Large White: this is a well known pest of brassicas and often unwanted around the garden due the damage the caterpillars can cause to a cabbage crop. They are often scarce these days as probably less people grow cabbages although if you do plant them for the first time almosy miraculously this butterfly will appear. It is a resident species although numbers are almost certainly enhanced by migrants.

Small White: resembles the Large White and can easily be confused with its normally larger relative. Its status in the islands is unclear although it is recorded from time to time and like the latter species is probably a migrant that occurs in varying numbers each year. It also feeds on cultivated brassicas but is thought to be less damaging than the latter species. It is apparently attracted to white flowers when nectaring.

Green-veined White: an abundant and widespread species that is often confused with the Small White. It can be found throughout the islands and can occur in large numbers.

Orange-tip: A male from Lemeray, Lewis in May 2013 was probably accidental from the Scottish mainland following strong easterly winds. Another was photographed in the Castle Grounds, Stornoway in 2014 and they have also been recorded on Barra in small numbers. The larvae feed on a variety of plants, in particular Cuckooflower which is abundant in the islands.

Common Blue: Common resident throughout the main islands.

Dark Green Fritillary: only found in the southern isles (Uist and Barra) and most common from South Uist - Barra.

Red Admiral: a migrant to the islands that occurs in variable numbers depening on the prevailing weather.

Painted Lady: a migrant froms North Africa that occurs every year although numbers vary greatly with only a few records in some years whilst occsionally larger numbers reach the islands. The largest immigration evering in the UK was in spring 2009 when thousands of these butterflies were recorded throughout the Outer Hebrides.

Small Tortoiseshell: a common resident species that is sometimes found hibernating inside people's houses. It is often the first species recorded during the year, especially if an there's an early warm spell which can result in sightings in February / March.

Peacock: an uncommon species that appears to be on the increase.
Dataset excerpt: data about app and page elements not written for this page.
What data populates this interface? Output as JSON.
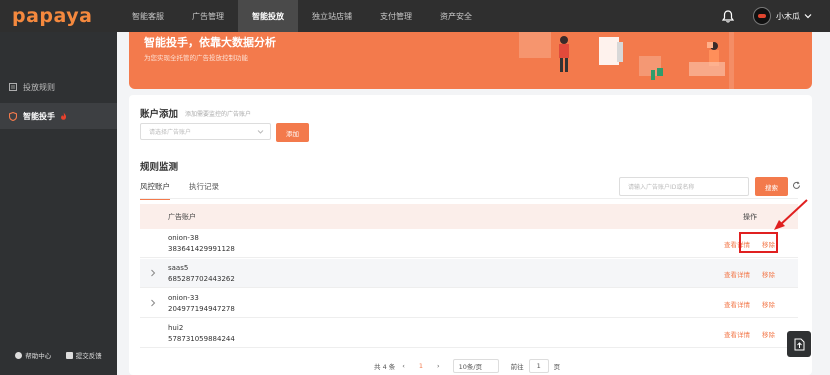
{
  "header": {
    "logo": "papaya",
    "nav": [
      "智能客服",
      "广告管理",
      "智能投放",
      "独立站店铺",
      "支付管理",
      "资产安全"
    ],
    "active_nav_index": 2,
    "username": "小木瓜"
  },
  "sidebar": {
    "items": [
      {
        "label": "投放规则",
        "icon": "rules-icon"
      },
      {
        "label": "智能投手",
        "icon": "shield-icon",
        "badge_icon": "fire-icon"
      }
    ],
    "active_index": 1,
    "bottom": {
      "help": "帮助中心",
      "feedback": "提交反馈"
    }
  },
  "banner": {
    "title": "智能投手，依靠大数据分析",
    "subtitle": "为您实现全托管的广告投放控制功能"
  },
  "account_add": {
    "title": "账户添加",
    "hint": "添加需要监控的广告账户",
    "select_placeholder": "请选择广告账户",
    "add_button": "添加"
  },
  "monitor": {
    "title": "规则监测",
    "tabs": [
      "风控账户",
      "执行记录"
    ],
    "active_tab": 0,
    "search_placeholder": "请输入广告账户ID或名称",
    "search_button": "搜索"
  },
  "table": {
    "columns": [
      "广告账户",
      "操作"
    ],
    "rows": [
      {
        "name": "onion-38",
        "account_id": "383641429991128",
        "expandable": false
      },
      {
        "name": "saas5",
        "account_id": "685287702443262",
        "expandable": true
      },
      {
        "name": "onion-33",
        "account_id": "204977194947278",
        "expandable": true
      },
      {
        "name": "hui2",
        "account_id": "578731059884244",
        "expandable": false
      }
    ],
    "action_detail": "查看详情",
    "action_remove": "移除"
  },
  "pagination": {
    "total": "共 4 条",
    "current_page": "1",
    "page_size": "10条/页",
    "goto_label": "前往",
    "goto_value": "1",
    "page_suffix": "页"
  },
  "colors": {
    "accent": "#f37a4c",
    "nav_bg": "#2f2f2f",
    "highlight": "#e02020"
  }
}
It may be found almost anywhere although it is still generally rare here.

Speckled Wood: this expanding species len the UK was first recorded in Lew's Castle Grounds, Stornoway in 2004. It has become well established in the woodland although suitable habitat outside of Stornoway limits any future expansion.

Grayling: this resident species is restricted to the southern most past of the islands and has not been recorded any further north than Lochboisdale, South Uist. The local sub-species is of the form atlantica.

Meadow Brown: this is an abundant butterfly found throughout the islands.

Ringlet: first recorded in South Glendale, South Uist in 2008. It has not been found anywhere else subsequently, at least at the moment. This site is also very vulnerable and often suffers from burning.

Small Heath: fairly common in the south but increasingly uncommon the further north in the islands you travel. It is regular in South Uist, especially the southern half, south. There are a couple of records of singles from North Uist although it is rarely recorded here and there's an outstanding report from Lewis.

Large Heath: a species that specialises at living in boggy areas and as the islands are dominated by boggy moorland it is widespread and common in these areas. The subspecies that occurs here, scotica is duller and less well marked on the underwing compared with other subspecies occuring further south.

Monarch: this vagrant from North America was seen at Torlum, Benbecula on 4th October 1951.

Could we see more in the future? There has been much in the news of climate change and a northerly expansion of some butterfly species with a couple of species including the Ringlet and Speckled Wood showing large extensions in their range. Both have been added to the Outer Hebrides list since the new millenium although our isolation does create a significant barrier to colonisation.